September 6, 2013 (KUACJOK) – South Sudan’s oil minister has promised more transparency on oil sales and revenue to promote accountability in the sector.
- Oil mining employees walk near the first well to restart production in the Thar Jath field in Unity state on 6 April 2013 (HANNAH MCNEISH/AFP/Getty Images)
In a statement on Friday, minister Stephen Dhieu Dau said the government has an obligation under the petroleum act to make public information on oil production and sales.
Dau revealed that since May this year, South Sudan had sold sold 9.79 barrels of crude oil from both the Nile and Dar Blends earning the country gross revenue of US $969 million.
The minister said out of the gross earning, US$238 will be paid to neigbouring Sudan for costs such as transportation and processing (US$91 million) and US $147 as per the Transitional Financial Arrangements (TFA).
He expressed optimism that South Sudan’s oil will continue to flow through Sudan due to the improved spirit of cooperation between the two countries.
"I take this opportunity to express my optimism that the renewed spirit of cooperation between the Republic of South Sudan and the Government of the Republic of Sudan will continue to guarantee the undisrupted flow of South Sudan crude oil to the international markets for the mutual benefit of both countries", Dau said in the statement which was availed to the Sudan Tribune.
The flow of South Sudan’s oil through Sudanese territory is crucial for both countries. In a recent statement, the deputy Governor Central Bank of Sudan, Badr al-Deen Mahmoud said the country had lost about US$ 5 billion dollar when South Sudan moved to suspend oil production following a dispute over transit fees with Sudan.
South Sudan’s economy is also reliant on oil production and exportation. But the landlocked country relies on Sudan for exportation of its crude.
A looming threat by Sudan to block South Sudan’s oil flow through its territory has eased following last week’s meeting between President Al Bashir and his counterpart Salva Kiir.

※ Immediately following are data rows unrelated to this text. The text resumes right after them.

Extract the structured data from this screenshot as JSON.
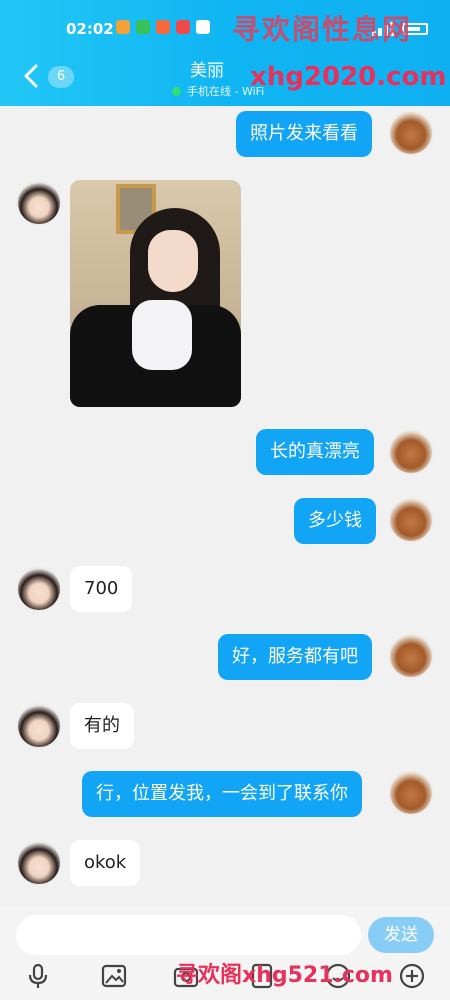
{
  "status_bar": {
    "time": "02:02"
  },
  "header": {
    "unread_count": "6",
    "contact_name": "美丽",
    "online_status": "手机在线 - WiFi"
  },
  "watermarks": {
    "top": "寻欢阁性息网",
    "url": "xhg2020.com",
    "bottom": "寻欢阁xhg521.com"
  },
  "messages": [
    {
      "from": "me",
      "text": "照片发来看看"
    },
    {
      "from": "her",
      "type": "image"
    },
    {
      "from": "me",
      "text": "长的真漂亮"
    },
    {
      "from": "me",
      "text": "多少钱"
    },
    {
      "from": "her",
      "text": "700"
    },
    {
      "from": "me",
      "text": "好，服务都有吧"
    },
    {
      "from": "her",
      "text": "有的"
    },
    {
      "from": "me",
      "text": "行，位置发我，一会到了联系你"
    },
    {
      "from": "her",
      "text": "okok"
    }
  ],
  "input": {
    "placeholder": "",
    "send_label": "发送"
  },
  "colors": {
    "header": "#14b6f3",
    "my_bubble": "#12a4f5",
    "send_button": "#88cdf6"
  },
  "toolbar_icons": [
    "microphone-icon",
    "image-icon",
    "camera-icon",
    "red-packet-icon",
    "emoji-icon",
    "plus-icon"
  ]
}
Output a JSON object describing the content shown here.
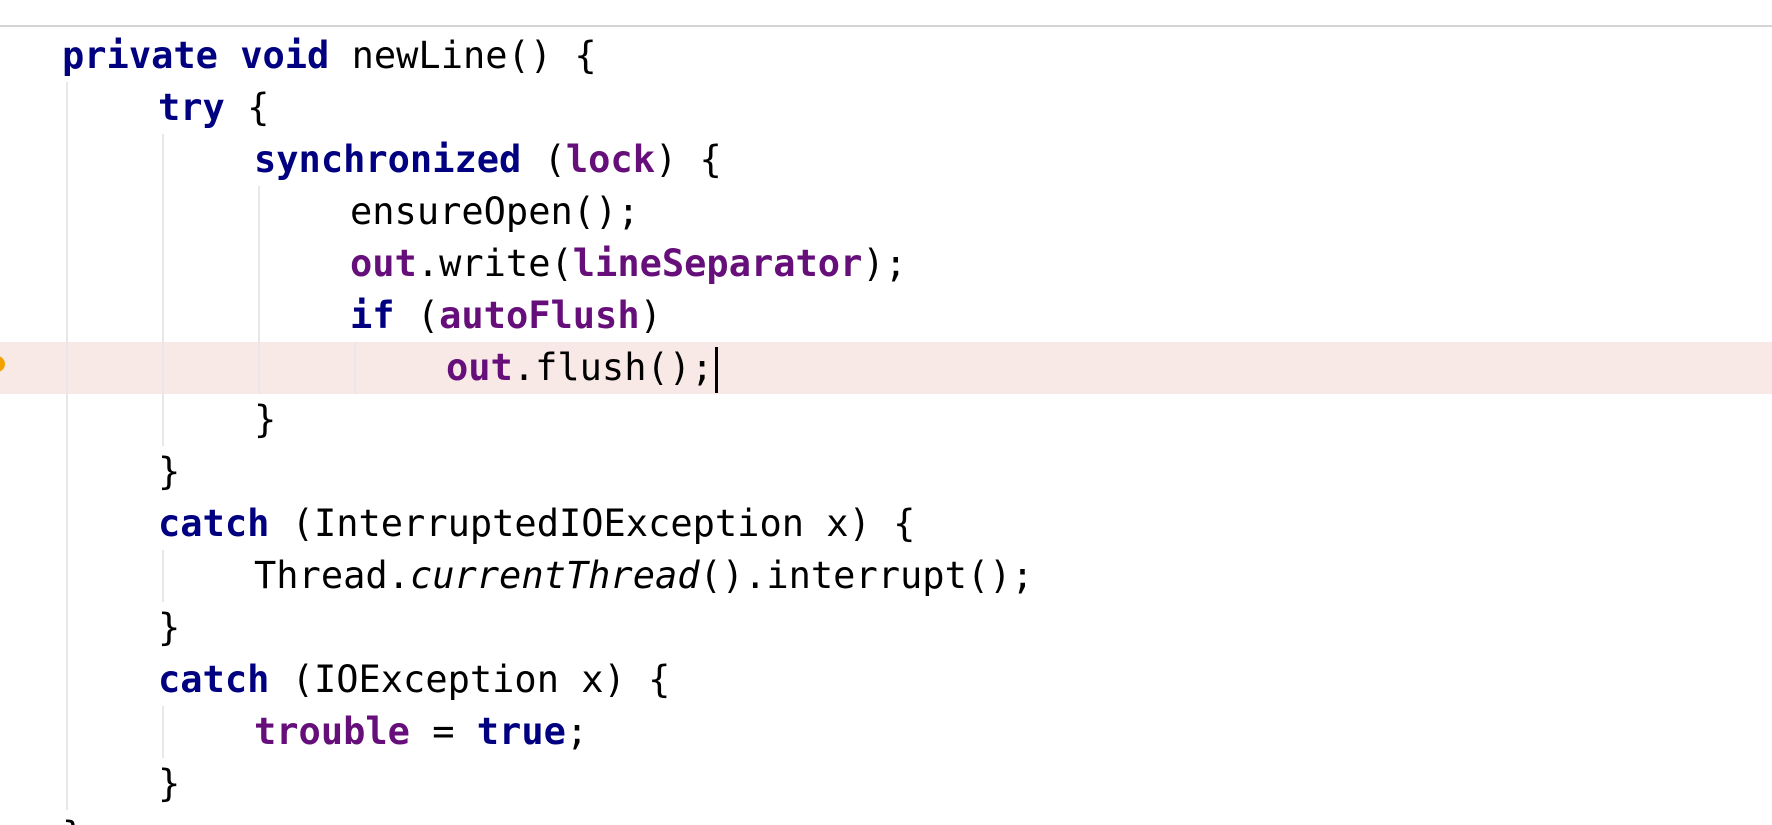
{
  "editor": {
    "language": "Java",
    "lines": [
      {
        "indent": 0,
        "tokens": [
          {
            "t": "private",
            "c": "kw"
          },
          {
            "t": " "
          },
          {
            "t": "void",
            "c": "kw"
          },
          {
            "t": " newLine() {"
          }
        ]
      },
      {
        "indent": 1,
        "tokens": [
          {
            "t": "try",
            "c": "kw"
          },
          {
            "t": " {"
          }
        ]
      },
      {
        "indent": 2,
        "tokens": [
          {
            "t": "synchronized",
            "c": "kw"
          },
          {
            "t": " ("
          },
          {
            "t": "lock",
            "c": "fld"
          },
          {
            "t": ") {"
          }
        ]
      },
      {
        "indent": 3,
        "tokens": [
          {
            "t": "ensureOpen();"
          }
        ]
      },
      {
        "indent": 3,
        "tokens": [
          {
            "t": "out",
            "c": "fld"
          },
          {
            "t": ".write("
          },
          {
            "t": "lineSeparator",
            "c": "fld"
          },
          {
            "t": ");"
          }
        ]
      },
      {
        "indent": 3,
        "tokens": [
          {
            "t": "if",
            "c": "kw"
          },
          {
            "t": " ("
          },
          {
            "t": "autoFlush",
            "c": "fld"
          },
          {
            "t": ")"
          }
        ]
      },
      {
        "indent": 4,
        "current": true,
        "gutter_icon": "intention-bulb-icon",
        "tokens": [
          {
            "t": "out",
            "c": "fld"
          },
          {
            "t": ".flush();"
          }
        ]
      },
      {
        "indent": 2,
        "tokens": [
          {
            "t": "}"
          }
        ]
      },
      {
        "indent": 1,
        "tokens": [
          {
            "t": "}"
          }
        ]
      },
      {
        "indent": 1,
        "tokens": [
          {
            "t": "catch",
            "c": "kw"
          },
          {
            "t": " (InterruptedIOException x) {"
          }
        ]
      },
      {
        "indent": 2,
        "tokens": [
          {
            "t": "Thread."
          },
          {
            "t": "currentThread",
            "c": "static-call"
          },
          {
            "t": "().interrupt();"
          }
        ]
      },
      {
        "indent": 1,
        "tokens": [
          {
            "t": "}"
          }
        ]
      },
      {
        "indent": 1,
        "tokens": [
          {
            "t": "catch",
            "c": "kw"
          },
          {
            "t": " (IOException x) {"
          }
        ]
      },
      {
        "indent": 2,
        "tokens": [
          {
            "t": "trouble",
            "c": "fld"
          },
          {
            "t": " = "
          },
          {
            "t": "true",
            "c": "kw"
          },
          {
            "t": ";"
          }
        ]
      },
      {
        "indent": 1,
        "tokens": [
          {
            "t": "}"
          }
        ]
      },
      {
        "indent": 0,
        "tokens": [
          {
            "t": "}"
          }
        ]
      }
    ]
  },
  "colors": {
    "keyword": "#000080",
    "field": "#660e7a",
    "current_line_bg": "#f9e9e6",
    "indent_guide": "#e8e8e8",
    "bulb": "#f2a100"
  }
}
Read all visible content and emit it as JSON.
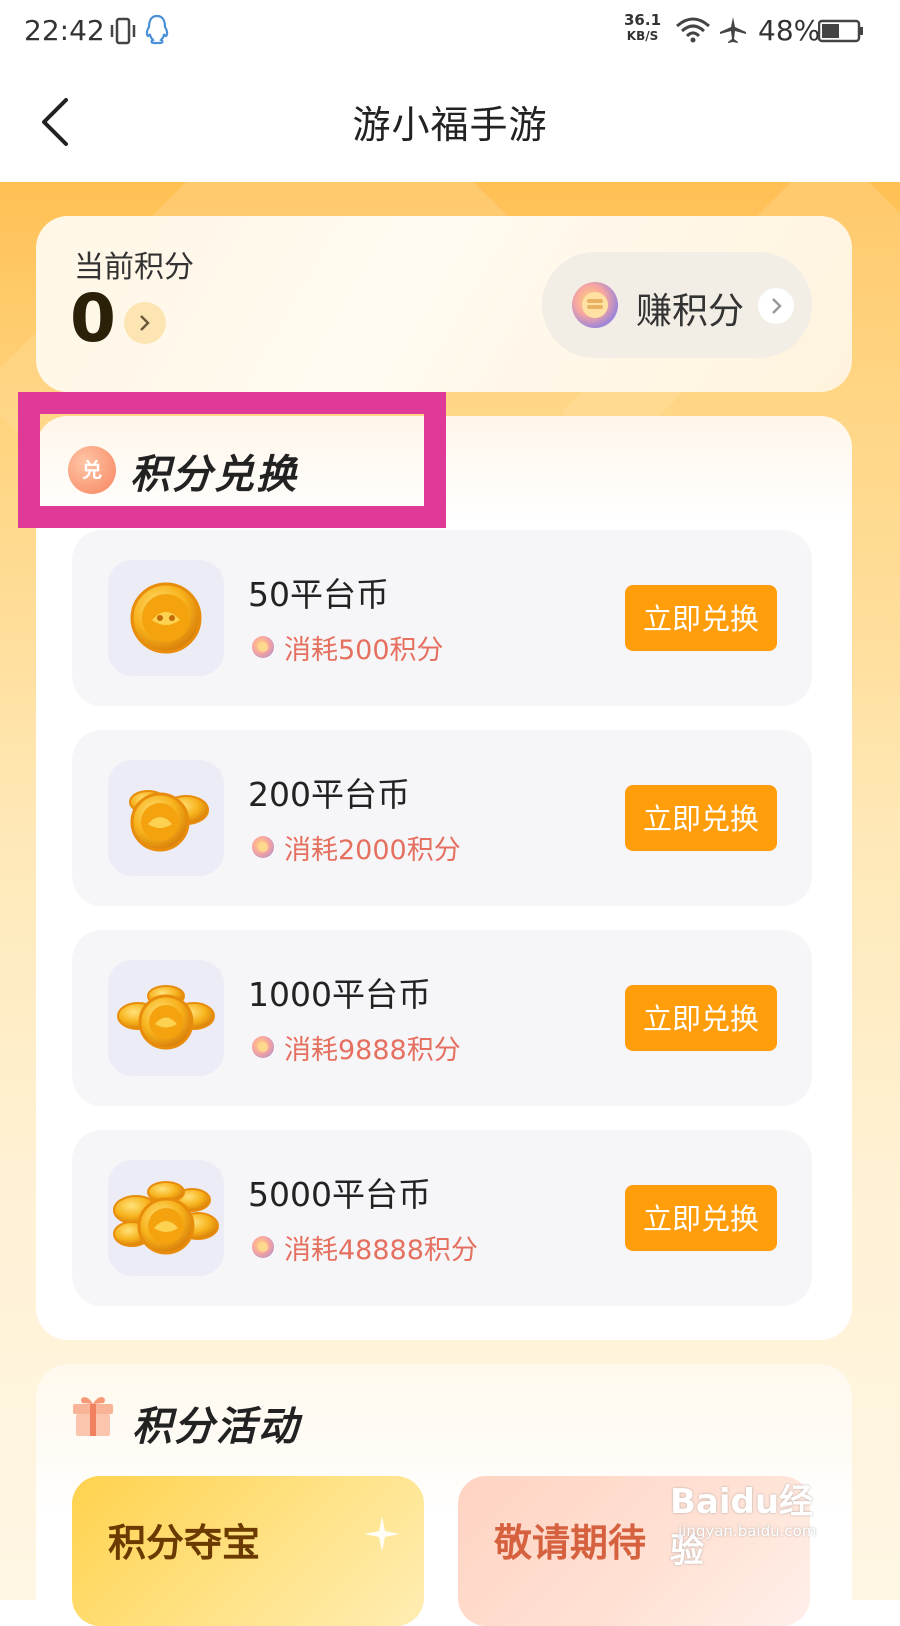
{
  "status_bar": {
    "time": "22:42",
    "speed_value": "36.1",
    "speed_unit": "KB/S",
    "battery": "48%"
  },
  "nav": {
    "title": "游小福手游"
  },
  "points": {
    "label": "当前积分",
    "value": "0",
    "earn_label": "赚积分"
  },
  "exchange": {
    "title": "积分兑换",
    "title_icon_text": "兑",
    "items": [
      {
        "name": "50平台币",
        "cost": "消耗500积分",
        "button": "立即兑换",
        "icon": "coin-single-icon"
      },
      {
        "name": "200平台币",
        "cost": "消耗2000积分",
        "button": "立即兑换",
        "icon": "coin-pair-icon"
      },
      {
        "name": "1000平台币",
        "cost": "消耗9888积分",
        "button": "立即兑换",
        "icon": "coin-triple-icon"
      },
      {
        "name": "5000平台币",
        "cost": "消耗48888积分",
        "button": "立即兑换",
        "icon": "coin-pile-icon"
      }
    ]
  },
  "activity": {
    "title": "积分活动",
    "tiles": [
      {
        "label": "积分夺宝"
      },
      {
        "label": "敬请期待"
      }
    ]
  },
  "watermark": {
    "logo": "Baidu经验",
    "url": "jingyan.baidu.com"
  },
  "colors": {
    "accent_orange": "#ff9d0a",
    "cost_red": "#e5705f",
    "highlight_magenta": "#e03a98"
  }
}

The two leaders at summit in Khartoum on Tuesday last week promised to end the oil row and stick to bilateral agreements vital for cross border flow of oil.